Four frequency ranges to keep a little extra track of

By | April 4, 2021


With that said, I can still see a clear pattern on many of the songs that have been sent to me for mastering over the years. There are simply some recurring “problem frequencies” – which I thought I would highlight today. And that may be worth a closer look the next time you sit behind the levers.

60-80 Hz
The low base. The frequency range that almost always poses problems. Especially if you mix under less optimal conditions. Either there will be too much bass and the whole mix feels back heavy, or it will be too little and the music will feel lifeless and energetic.

But what instruments are really “needed” down here? Not very many actually. If it is about ordinary modern music, it is largely only the bass and bass keg that have the right to quarrel about the bottom.

A hot tip, in addition to making sure that other instruments do not have too much energy right here, is to put an equalizer on the master channel and set low-cut on everything below 80 Hz in the sides, with the mid / side function. In this way, the base and bass trunk get free play in the middle and bottom, which gives a considerably much clearer mix.

904420444.jpg.aa02da7db6eaafcdab20252a999ec9f4.jpg60-80 Hz: The low base.

300-400 Hz
Low midrange is a classic problem area because virtually all instruments have a lot of energy and fundamental frequencies here. Something you should naturally take care of, but also be vigilant about. If too much is cut off, the mix loses focus and feels easily eroded. At the same time, an excess of low intermediate register means that the mix becomes unclear and fuzzy.

It is simply a matter of deciding, as with the bottom line, which instruments should take up a little extra space – vocals, guitars and keyboards are obvious candidates. If you are sitting on a finished mix that feels unfocused and mushy, it is almost always better to start with the range around 300-400 Hz, before you turn on at the top.
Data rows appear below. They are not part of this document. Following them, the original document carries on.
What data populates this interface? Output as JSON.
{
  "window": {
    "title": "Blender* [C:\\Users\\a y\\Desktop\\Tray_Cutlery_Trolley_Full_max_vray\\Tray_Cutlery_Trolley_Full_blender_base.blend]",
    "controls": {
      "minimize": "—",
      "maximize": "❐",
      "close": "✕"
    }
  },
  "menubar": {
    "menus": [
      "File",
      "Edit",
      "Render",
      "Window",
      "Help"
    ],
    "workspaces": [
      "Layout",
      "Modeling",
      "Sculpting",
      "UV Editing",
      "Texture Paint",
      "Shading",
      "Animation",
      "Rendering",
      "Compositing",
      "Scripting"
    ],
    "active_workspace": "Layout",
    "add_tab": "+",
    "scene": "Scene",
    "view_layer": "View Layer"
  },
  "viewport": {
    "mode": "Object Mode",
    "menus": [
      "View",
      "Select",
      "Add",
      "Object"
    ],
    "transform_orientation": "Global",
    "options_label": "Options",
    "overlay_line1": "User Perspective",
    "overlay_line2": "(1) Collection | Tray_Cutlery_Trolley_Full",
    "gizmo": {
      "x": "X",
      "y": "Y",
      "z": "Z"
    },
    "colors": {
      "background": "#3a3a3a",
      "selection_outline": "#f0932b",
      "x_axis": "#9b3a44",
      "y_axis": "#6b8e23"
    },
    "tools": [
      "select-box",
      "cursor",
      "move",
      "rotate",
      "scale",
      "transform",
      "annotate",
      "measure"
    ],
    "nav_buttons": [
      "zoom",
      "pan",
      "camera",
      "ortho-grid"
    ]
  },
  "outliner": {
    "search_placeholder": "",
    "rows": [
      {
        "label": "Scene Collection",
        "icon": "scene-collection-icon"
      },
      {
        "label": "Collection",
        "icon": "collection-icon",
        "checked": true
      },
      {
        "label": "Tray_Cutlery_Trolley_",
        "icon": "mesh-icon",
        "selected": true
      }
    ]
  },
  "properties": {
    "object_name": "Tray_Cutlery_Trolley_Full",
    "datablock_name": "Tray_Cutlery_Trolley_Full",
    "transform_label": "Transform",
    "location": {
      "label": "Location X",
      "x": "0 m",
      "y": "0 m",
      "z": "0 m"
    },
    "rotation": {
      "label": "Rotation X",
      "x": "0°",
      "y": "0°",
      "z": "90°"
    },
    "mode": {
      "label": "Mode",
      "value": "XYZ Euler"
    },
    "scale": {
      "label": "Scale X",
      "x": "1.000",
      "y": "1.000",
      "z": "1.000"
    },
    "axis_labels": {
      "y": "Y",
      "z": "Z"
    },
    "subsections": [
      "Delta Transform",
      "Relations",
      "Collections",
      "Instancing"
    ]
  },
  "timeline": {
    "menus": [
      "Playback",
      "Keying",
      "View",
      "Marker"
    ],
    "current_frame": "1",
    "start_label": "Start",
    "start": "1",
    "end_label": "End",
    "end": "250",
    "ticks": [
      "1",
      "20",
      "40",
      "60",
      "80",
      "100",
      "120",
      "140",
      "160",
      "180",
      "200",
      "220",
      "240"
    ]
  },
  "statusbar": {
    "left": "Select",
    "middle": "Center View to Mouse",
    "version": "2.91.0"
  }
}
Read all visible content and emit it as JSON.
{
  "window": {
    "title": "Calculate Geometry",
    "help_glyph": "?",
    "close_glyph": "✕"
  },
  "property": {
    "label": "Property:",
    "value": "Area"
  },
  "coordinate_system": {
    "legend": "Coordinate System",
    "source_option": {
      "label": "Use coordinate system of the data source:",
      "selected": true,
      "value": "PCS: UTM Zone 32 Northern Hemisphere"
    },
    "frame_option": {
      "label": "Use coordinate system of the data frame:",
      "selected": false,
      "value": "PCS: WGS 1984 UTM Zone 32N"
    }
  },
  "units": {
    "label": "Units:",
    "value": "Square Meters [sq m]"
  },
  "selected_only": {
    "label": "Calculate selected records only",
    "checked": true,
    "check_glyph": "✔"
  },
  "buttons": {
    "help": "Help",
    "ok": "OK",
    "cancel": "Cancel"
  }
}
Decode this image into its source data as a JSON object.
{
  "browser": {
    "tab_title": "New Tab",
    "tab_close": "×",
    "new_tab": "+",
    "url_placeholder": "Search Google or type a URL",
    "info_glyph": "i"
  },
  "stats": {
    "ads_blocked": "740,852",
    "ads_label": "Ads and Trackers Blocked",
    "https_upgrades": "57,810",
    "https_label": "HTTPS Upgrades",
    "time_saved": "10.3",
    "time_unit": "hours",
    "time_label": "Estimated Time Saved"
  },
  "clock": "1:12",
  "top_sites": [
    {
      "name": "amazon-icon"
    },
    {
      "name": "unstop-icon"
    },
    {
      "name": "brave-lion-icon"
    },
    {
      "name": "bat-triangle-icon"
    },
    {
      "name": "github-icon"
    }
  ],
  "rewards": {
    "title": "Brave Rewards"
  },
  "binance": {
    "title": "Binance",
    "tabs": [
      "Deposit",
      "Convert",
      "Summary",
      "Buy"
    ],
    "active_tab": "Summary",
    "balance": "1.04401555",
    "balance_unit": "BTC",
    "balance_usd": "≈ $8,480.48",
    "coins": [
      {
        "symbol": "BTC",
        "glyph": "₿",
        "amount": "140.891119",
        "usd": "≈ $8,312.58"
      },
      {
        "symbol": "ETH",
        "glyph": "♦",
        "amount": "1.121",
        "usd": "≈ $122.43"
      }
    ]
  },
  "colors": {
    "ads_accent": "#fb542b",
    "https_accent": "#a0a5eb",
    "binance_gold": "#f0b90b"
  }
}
A mid / side eq can work wonders in this case as well, then listen to whether it is the sides or the middle that need to be adjusted (headphones make it easier). This will at the same time give the mix a feeling of more depth and breadth.

981106269.jpg.c3d44f001d132ec33facbd2fce800240.jpg300-400 Hz: Low midrange.

2000-3000 Hz
The most sensitive area of ​​the ear. Or at least the lower region of the ear’s more sensitive area, which actually extends up to 4000-4500 Hz. Here is a lot of clarity, but also the “intrusive” and sharp in a mix. Singing, guitars, keyboards and the vortex drum thrive here.

It is often not the song that needs to be adjusted here, but other instruments for the song to get the space it deserves. A nice reduction around 2000-4000 Hz on other instruments will give the whole mix a warmer appearance, while the song remains clear and centered. If this is what you are looking for. mid / side eq on the master channel of course also works here.

580018721.jpg.cf0f35b57056d269d9c4276443529fa3.jpg2000-3000 Hz: The most sensitive area of ​​the ear.

6000-8000 Hz
Treble and hissing, but also glitter and shimmer. A sometimes forgotten frequency range, which “takes care of itself” but which at the same time can cause enormous problems. The song’s consonants (s, t, p, k and so on), cymbals, shakers, tambourines and other percussive instruments thrive here. At the same time, for example, electric guitars often have a lot of excess energy around 7000 Hz, especially if you use software amplifiers and do not record with tape microphones.

Always be careful with de-esses on the song – and sometimes just one is not enough! Zoom in on protruding treble peaks on other instruments and cut them off, with narrow Q-values. If too much 6000-8000 Hz disappears, however, the mix loses its luxury and transforms faster than you imagine into a “demo production”.

3930948067.jpg.cb43968c5cfade560fef5c7ee50aaaef.jpg6000-8000 Hz: Treble and hissing, but also glitter and shimmer. Zoom in on protruding treble peaks on other instruments and cut them off, with narrow Q-values. If too much 6000-8000 Hz disappears, however, the mix loses its luxury and transforms faster than you imagine into a “demo production”.

What ?! Not 10kHz and up maybe you think? No, not really. In fact, if the above is adjusted correctly, the air will take care of itself. And so it is with that thing.

Feel free to ask questions or comment on the article in the comment field below, and we will spin the topic together. Or if you prefer to discuss mixing in the “Mixing and mastering” section of the Studios forum here!

Fredagstipset is a recurring series where Studio writer Jon Rinneby shares tips every Friday in, among other things, recording and mixing. Here you will find all Friday tips.